(Data for this task Opens)

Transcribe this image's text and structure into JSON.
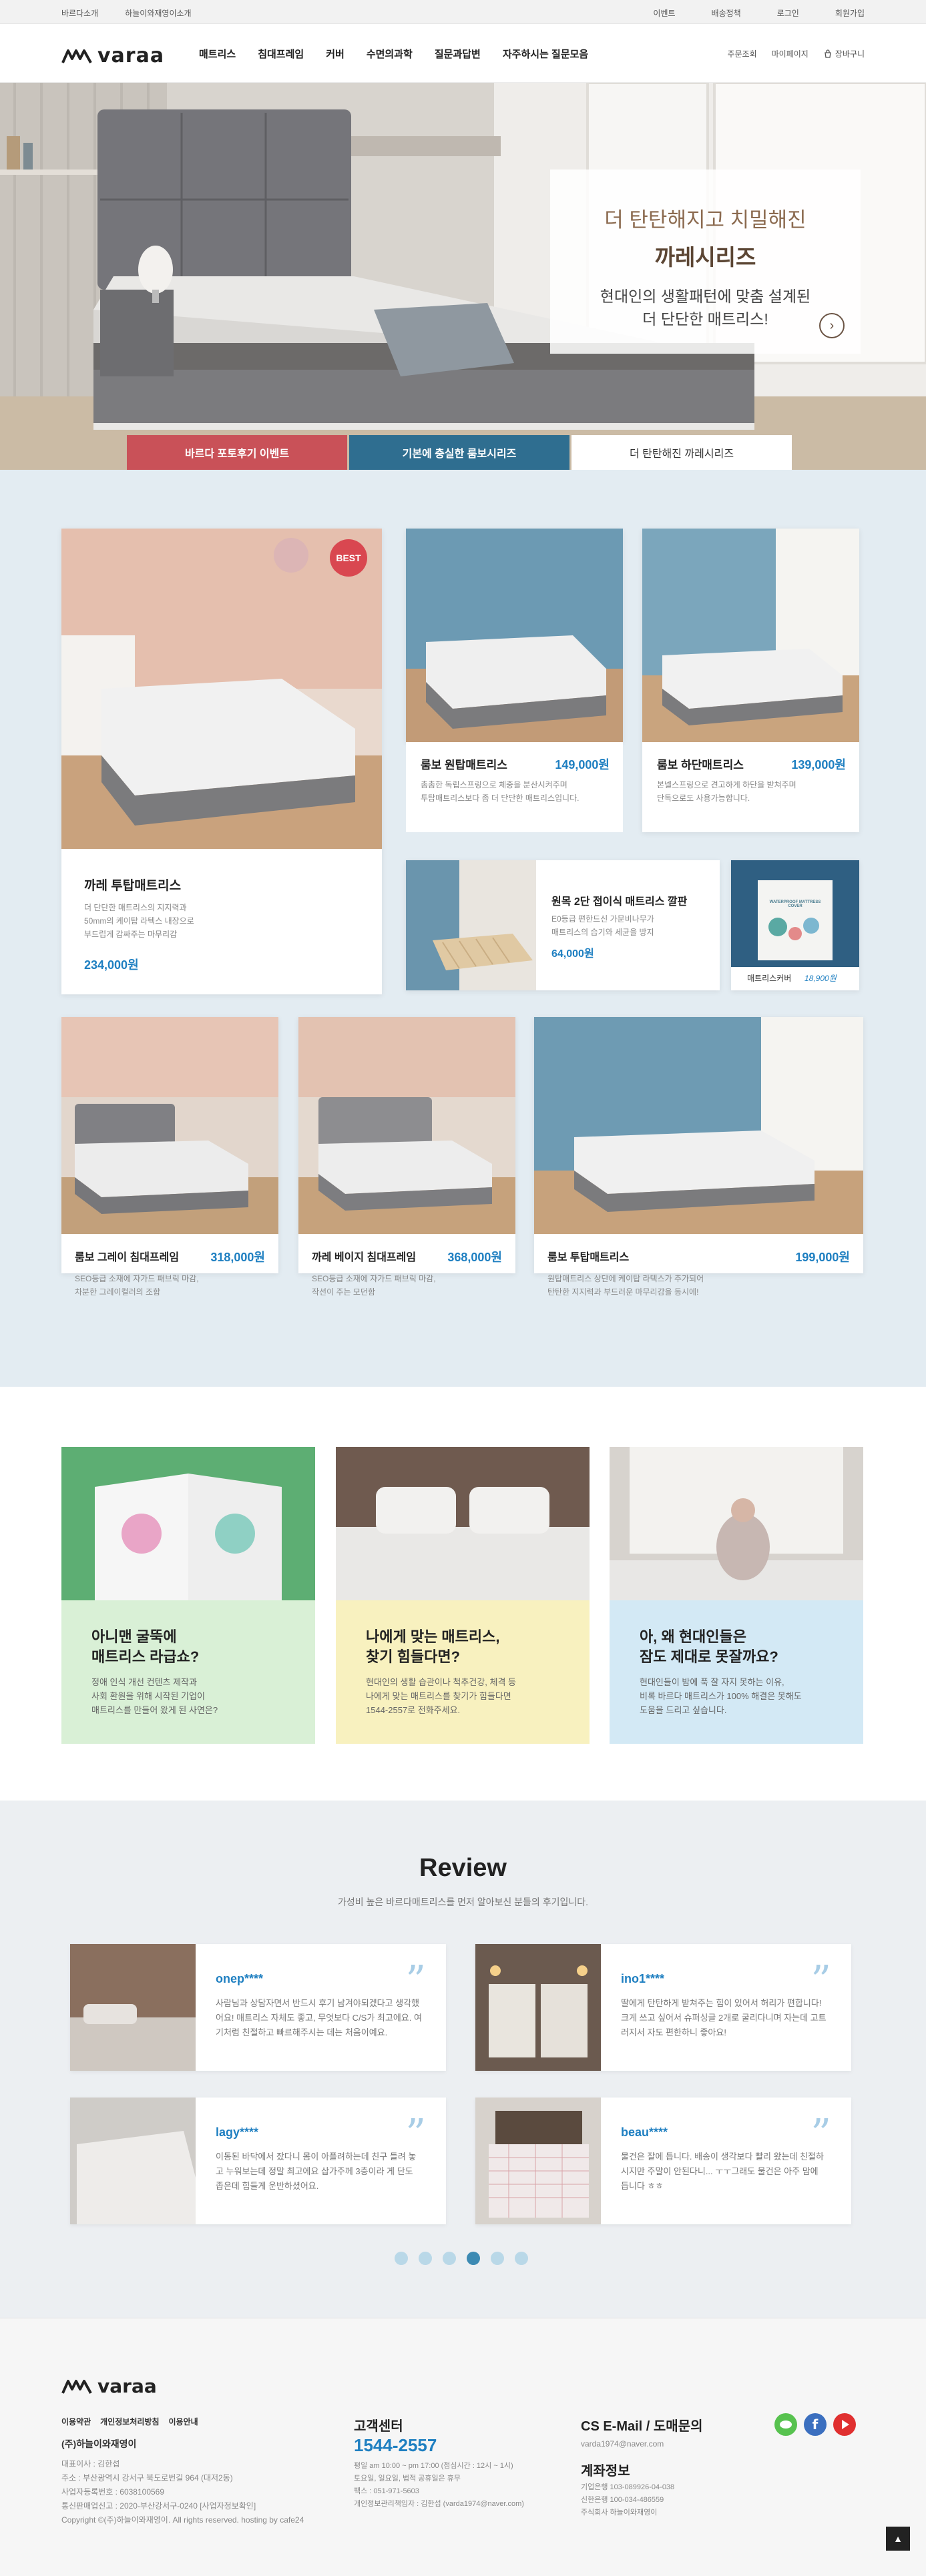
{
  "topbar": {
    "left": [
      "바르다소개",
      "하늘이와재영이소개"
    ],
    "right": [
      "이벤트",
      "배송정책",
      "로그인",
      "회원가입"
    ]
  },
  "header": {
    "logo": "varaa",
    "nav": [
      "매트리스",
      "침대프레임",
      "커버",
      "수면의과학",
      "질문과답변",
      "자주하시는 질문모음"
    ],
    "util": [
      "주문조회",
      "마이페이지",
      "장바구니"
    ]
  },
  "hero": {
    "title1": "더 탄탄해지고 치밀해진",
    "title2": "까레시리즈",
    "desc1": "현대인의 생활패턴에 맞춤 설계된",
    "desc2": "더 단단한 매트리스!",
    "tabs": [
      "바르다 포토후기 이벤트",
      "기본에 충실한 룸보시리즈",
      "더 탄탄해진 까레시리즈"
    ],
    "colors": {
      "tab1": "#c95158",
      "tab2": "#2f6e90",
      "tab3": "#ffffff"
    }
  },
  "products": {
    "best_badge": "BEST",
    "main": {
      "name": "까레 투탑매트리스",
      "desc1": "더 단단한 매트리스의 지지력과",
      "desc2": "50mm의 케이탑 라텍스 내장으로",
      "desc3": "부드럽게 감싸주는 마무리감",
      "price": "234,000원"
    },
    "p1": {
      "name": "룸보 원탑매트리스",
      "price": "149,000원",
      "desc1": "촘촘한 독립스프링으로 체중을 분산시켜주며",
      "desc2": "투탑매트리스보다 좀 더 단단한 매트리스입니다."
    },
    "p2": {
      "name": "룸보 하단매트리스",
      "price": "139,000원",
      "desc1": "본넬스프링으로 견고하게 하단을 받쳐주며",
      "desc2": "단독으로도 사용가능합니다."
    },
    "p3": {
      "name": "원목 2단 접이식 매트리스 깔판",
      "desc1": "E0등급 편한드신 가문비나무가",
      "desc2": "매트리스의 습기와 세균을 방지",
      "price": "64,000원"
    },
    "p4": {
      "name": "매트리스커버",
      "price": "18,900원",
      "box_label": "WATERPROOF MATTRESS COVER"
    },
    "p5": {
      "name": "룸보 그레이 침대프레임",
      "price": "318,000원",
      "desc1": "SEO등급 소재에 자가드 패브릭 마감,",
      "desc2": "차분한 그레이컬러의 조합"
    },
    "p6": {
      "name": "까레 베이지 침대프레임",
      "price": "368,000원",
      "desc1": "SEO등급 소재에 자가드 패브릭 마감,",
      "desc2": "작선이 주는 모던함"
    },
    "p7": {
      "name": "룸보 투탑매트리스",
      "price": "199,000원",
      "desc1": "원탑매트리스 상단에 케이탑 라텍스가 추가되어",
      "desc2": "탄탄한 지지력과 부드러운 마무리감을 동시에!"
    }
  },
  "features": [
    {
      "title1": "아니맨 굴뚝에",
      "title2": "매트리스 라급쇼?",
      "d1": "정애 인식 개선 컨텐츠 제작과",
      "d2": "사회 환원을 위해 시작된 기업이",
      "d3": "매트리스를 만들어 왔게 된 사연은?",
      "bg": "#d9f0d6"
    },
    {
      "title1": "나에게 맞는 매트리스,",
      "title2": "찾기 힘들다면?",
      "d1": "현대인의 생활 습관이나 척추건강, 체격 등",
      "d2": "나에게 맞는 매트리스를 찾기가 힘들다면",
      "d3": "1544-2557로 전화주세요.",
      "bg": "#f8f1bf"
    },
    {
      "title1": "아, 왜 현대인들은",
      "title2": "잠도 제대로 못잘까요?",
      "d1": "현대인들이 밤에 푹 잘 자지 못하는 이유,",
      "d2": "비록 바르다 매트리스가 100% 해결은 못해도",
      "d3": "도움을 드리고 싶습니다.",
      "bg": "#d3e9f5"
    }
  ],
  "review": {
    "title": "Review",
    "subtitle": "가성비 높은 바르다매트리스를 먼저 알아보신 분들의 후기입니다.",
    "quote": "”",
    "items": [
      {
        "name": "onep****",
        "text": "사람님과 상담자면서 반드시 후기 남겨야되겠다고 생각했어요! 매트리스 자체도 좋고, 무엇보다 C/S가 최고에요. 여기처럼 친절하고 빠르해주시는 데는 처음이예요."
      },
      {
        "name": "ino1****",
        "text": "딸에게 탄탄하게 받쳐주는 힘이 있어서 허리가 편합니다! 크게 쓰고 싶어서 슈퍼싱글 2개로 굴리다니며 자는데 고트러지서 자도 편한하니 좋아요!"
      },
      {
        "name": "lagy****",
        "text": "이동된 바닥에서 잤다니 몸이 아플려하는데 친구 들려 놓고 누워보는데 정말 최고에요 삽가주께 3층이라 게 단도 좁은데 힘들게 운반하셨어요."
      },
      {
        "name": "beau****",
        "text": "물건은 잘에 듭니다. 배송이 생각보다 빨리 왔는데 친절하시지만 주말이 안된다니... ㅜㅜ그래도 물건은 아주 맘에 듭니다 ㅎㅎ"
      }
    ]
  },
  "footer": {
    "logo": "varaa",
    "links": [
      "이용약관",
      "개인정보처리방침",
      "이용안내"
    ],
    "company": "(주)하늘이와재영이",
    "info": [
      "대표이사 : 김한섭",
      "주소 : 부산광역시 강서구 북도로번길 964 (대저2동)",
      "사업자등록번호 : 6038100569",
      "통신판매업신고 : 2020-부산강서구-0240 [사업자정보확인]",
      "Copyright ©(주)하늘이와재영이. All rights reserved. hosting by cafe24"
    ],
    "cs_title": "고객센터",
    "cs_phone": "1544-2557",
    "cs_info": [
      "평일 am 10:00 ~ pm 17:00 (점심시간 : 12시 ~ 1시)",
      "토요일, 일요일, 법적 공휴일은 휴무",
      "팩스 : 051-971-5603",
      "개인정보관리책임자 : 김한섭 (varda1974@naver.com)"
    ],
    "email_title": "CS E-Mail / 도매문의",
    "email": "varda1974@naver.com",
    "bank_title": "계좌정보",
    "bank": [
      "기업은행 103-089926-04-038",
      "신한은행 100-034-486559",
      "주식회사 하늘이와재영이"
    ],
    "sns_colors": {
      "talk": "#57c24f",
      "fb": "#3b6fbf",
      "yt": "#e03030"
    }
  }
}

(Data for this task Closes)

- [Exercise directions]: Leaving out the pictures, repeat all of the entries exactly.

- [Response below]:
Transcribe this image's text and structure into JSON.
{
  "topbar": {
    "left": [
      "바르다소개",
      "하늘이와재영이소개"
    ],
    "right": [
      "이벤트",
      "배송정책",
      "로그인",
      "회원가입"
    ]
  },
  "header": {
    "logo": "varaa",
    "nav": [
      "매트리스",
      "침대프레임",
      "커버",
      "수면의과학",
      "질문과답변",
      "자주하시는 질문모음"
    ],
    "util": [
      "주문조회",
      "마이페이지",
      "장바구니"
    ]
  },
  "hero": {
    "title1": "더 탄탄해지고 치밀해진",
    "title2": "까레시리즈",
    "desc1": "현대인의 생활패턴에 맞춤 설계된",
    "desc2": "더 단단한 매트리스!",
    "tabs": [
      "바르다 포토후기 이벤트",
      "기본에 충실한 룸보시리즈",
      "더 탄탄해진 까레시리즈"
    ],
    "colors": {
      "tab1": "#c95158",
      "tab2": "#2f6e90",
      "tab3": "#ffffff"
    }
  },
  "products": {
    "best_badge": "BEST",
    "main": {
      "name": "까레 투탑매트리스",
      "desc1": "더 단단한 매트리스의 지지력과",
      "desc2": "50mm의 케이탑 라텍스 내장으로",
      "desc3": "부드럽게 감싸주는 마무리감",
      "price": "234,000원"
    },
    "p1": {
      "name": "룸보 원탑매트리스",
      "price": "149,000원",
      "desc1": "촘촘한 독립스프링으로 체중을 분산시켜주며",
      "desc2": "투탑매트리스보다 좀 더 단단한 매트리스입니다."
    },
    "p2": {
      "name": "룸보 하단매트리스",
      "price": "139,000원",
      "desc1": "본넬스프링으로 견고하게 하단을 받쳐주며",
      "desc2": "단독으로도 사용가능합니다."
    },
    "p3": {
      "name": "원목 2단 접이식 매트리스 깔판",
      "desc1": "E0등급 편한드신 가문비나무가",
      "desc2": "매트리스의 습기와 세균을 방지",
      "price": "64,000원"
    },
    "p4": {
      "name": "매트리스커버",
      "price": "18,900원",
      "box_label": "WATERPROOF MATTRESS COVER"
    },
    "p5": {
      "name": "룸보 그레이 침대프레임",
      "price": "318,000원",
      "desc1": "SEO등급 소재에 자가드 패브릭 마감,",
      "desc2": "차분한 그레이컬러의 조합"
    },
    "p6": {
      "name": "까레 베이지 침대프레임",
      "price": "368,000원",
      "desc1": "SEO등급 소재에 자가드 패브릭 마감,",
      "desc2": "작선이 주는 모던함"
    },
    "p7": {
      "name": "룸보 투탑매트리스",
      "price": "199,000원",
      "desc1": "원탑매트리스 상단에 케이탑 라텍스가 추가되어",
      "desc2": "탄탄한 지지력과 부드러운 마무리감을 동시에!"
    }
  },
  "features": [
    {
      "title1": "아니맨 굴뚝에",
      "title2": "매트리스 라급쇼?",
      "d1": "정애 인식 개선 컨텐츠 제작과",
      "d2": "사회 환원을 위해 시작된 기업이",
      "d3": "매트리스를 만들어 왔게 된 사연은?",
      "bg": "#d9f0d6"
    },
    {
      "title1": "나에게 맞는 매트리스,",
      "title2": "찾기 힘들다면?",
      "d1": "현대인의 생활 습관이나 척추건강, 체격 등",
      "d2": "나에게 맞는 매트리스를 찾기가 힘들다면",
      "d3": "1544-2557로 전화주세요.",
      "bg": "#f8f1bf"
    },
    {
      "title1": "아, 왜 현대인들은",
      "title2": "잠도 제대로 못잘까요?",
      "d1": "현대인들이 밤에 푹 잘 자지 못하는 이유,",
      "d2": "비록 바르다 매트리스가 100% 해결은 못해도",
      "d3": "도움을 드리고 싶습니다.",
      "bg": "#d3e9f5"
    }
  ],
  "review": {
    "title": "Review",
    "subtitle": "가성비 높은 바르다매트리스를 먼저 알아보신 분들의 후기입니다.",
    "quote": "”",
    "items": [
      {
        "name": "onep****",
        "text": "사람님과 상담자면서 반드시 후기 남겨야되겠다고 생각했어요! 매트리스 자체도 좋고, 무엇보다 C/S가 최고에요. 여기처럼 친절하고 빠르해주시는 데는 처음이예요."
      },
      {
        "name": "ino1****",
        "text": "딸에게 탄탄하게 받쳐주는 힘이 있어서 허리가 편합니다! 크게 쓰고 싶어서 슈퍼싱글 2개로 굴리다니며 자는데 고트러지서 자도 편한하니 좋아요!"
      },
      {
        "name": "lagy****",
        "text": "이동된 바닥에서 잤다니 몸이 아플려하는데 친구 들려 놓고 누워보는데 정말 최고에요 삽가주께 3층이라 게 단도 좁은데 힘들게 운반하셨어요."
      },
      {
        "name": "beau****",
        "text": "물건은 잘에 듭니다. 배송이 생각보다 빨리 왔는데 친절하시지만 주말이 안된다니... ㅜㅜ그래도 물건은 아주 맘에 듭니다 ㅎㅎ"
      }
    ]
  },
  "footer": {
    "logo": "varaa",
    "links": [
      "이용약관",
      "개인정보처리방침",
      "이용안내"
    ],
    "company": "(주)하늘이와재영이",
    "info": [
      "대표이사 : 김한섭",
      "주소 : 부산광역시 강서구 북도로번길 964 (대저2동)",
      "사업자등록번호 : 6038100569",
      "통신판매업신고 : 2020-부산강서구-0240 [사업자정보확인]",
      "Copyright ©(주)하늘이와재영이. All rights reserved. hosting by cafe24"
    ],
    "cs_title": "고객센터",
    "cs_phone": "1544-2557",
    "cs_info": [
      "평일 am 10:00 ~ pm 17:00 (점심시간 : 12시 ~ 1시)",
      "토요일, 일요일, 법적 공휴일은 휴무",
      "팩스 : 051-971-5603",
      "개인정보관리책임자 : 김한섭 (varda1974@naver.com)"
    ],
    "email_title": "CS E-Mail / 도매문의",
    "email": "varda1974@naver.com",
    "bank_title": "계좌정보",
    "bank": [
      "기업은행 103-089926-04-038",
      "신한은행 100-034-486559",
      "주식회사 하늘이와재영이"
    ],
    "sns_colors": {
      "talk": "#57c24f",
      "fb": "#3b6fbf",
      "yt": "#e03030"
    }
  }
}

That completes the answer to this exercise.